┏━━

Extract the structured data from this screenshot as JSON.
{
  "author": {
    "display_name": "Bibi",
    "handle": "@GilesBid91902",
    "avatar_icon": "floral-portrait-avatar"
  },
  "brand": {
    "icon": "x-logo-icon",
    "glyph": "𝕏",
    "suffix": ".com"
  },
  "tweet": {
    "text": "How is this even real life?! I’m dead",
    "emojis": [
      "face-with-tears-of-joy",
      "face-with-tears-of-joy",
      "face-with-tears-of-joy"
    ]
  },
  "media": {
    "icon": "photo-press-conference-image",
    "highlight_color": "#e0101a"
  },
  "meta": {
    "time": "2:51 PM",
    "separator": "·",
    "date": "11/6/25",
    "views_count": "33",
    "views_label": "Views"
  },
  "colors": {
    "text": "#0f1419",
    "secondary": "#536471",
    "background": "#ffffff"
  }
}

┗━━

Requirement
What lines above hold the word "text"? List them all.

Task output
    "text": "How is this even real life?! I’m dead",
    "text": "#0f1419",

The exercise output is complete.